The U.S. soybean hit parade, with record production in 2016, 2017, and 2018, will continue this year with the largest crop ever, the government forecast on Tuesday with the harvest in full swing. A late-summer surge in likely yields per acre prompted the USDA to say the crop will be 2 percent larger than its previous estimate.
U.S. farmers will respond to high commodity prices by harvesting their largest soybean crop ever and a corn crop that could tie the record set in 2016, projected USDA on Friday. Delivered to a hungry world recovering from the pandemic, the 2021 corn and soybean crops would fetch some of the highest farm-gate prices in years.
In less than a decade, U.S. corn, soybean and wheat fields wiped out an expanse of native grasslands and other ecosystems larger than the state of Maryland, according to a new analysis, destroying crucial wildlife habitat and spewing carbon dioxide into the atmosphere. The new fields produced lower crop yields than existing farmland.(No paywall)
The windstorm that blasted across Iowa — "basically a 40 mile-wide tornado," in the words of Gov. Kim Reynolds — wiped out 9 percent of the crop in the nation's No. 1 corn state and obliterated the chances for a record-large corn harvest nationwide, said the USDA. Farmers will see notably higher season-average prices for the smaller, but still ample, crop that remains in the field.
U.S. farmers are looking at their largest corn crop ever and a near-record soybean harvest, with huge stockpiles of both crops persisting into fall 2021, said the USDA on Wednesday. Some 2.8 billion bushels of corn would remain in the bin when next year's crop is mature, the largest carry-over since the Reagan era.
U.S. farmers will harvest their largest corn crop ever this year, fueled by the largest plantings since 2013 — growing so much corn that carry-over stocks will be the largest in more than three decades, according to USDA's projection at its annual Ag Outlook Forum. The soybean crop would be the fourth-largest on record, with exports recovering to pre-trade-war levels thanks to "increasing global import demand, particularly for China."

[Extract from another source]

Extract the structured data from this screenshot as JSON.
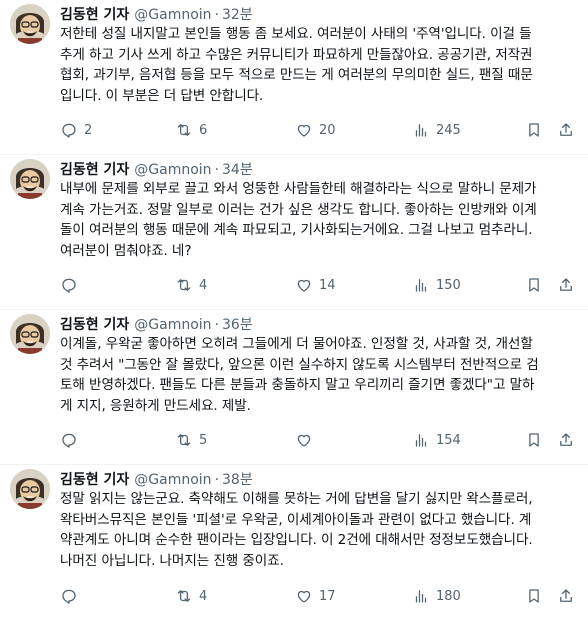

With a return to normal weather, farmers will expand vastly their corn and soybean plantings next year — enough to produce their largest corn crop ever and the fourth-largest soybean crop, according to USDA's agricultural projections. Bumper crops will drive down market prices in the near term and create huge stockpiles that will take years to whittle down.
Aided by the Sino-U.S. trade war, the U.S. soybean inventory doubled to a record 913 million bushels in one year, the government said on Thursday. At the same time, the USDA estimated that total will be cut in half by next September.
A hard freeze is forecast across a significant portion of the western Corn Belt, with 14 percent of the U.S. corn crop and 5 percent of the soybean crop at risk of freeze damage, said forecaster Maxar on Wednesday.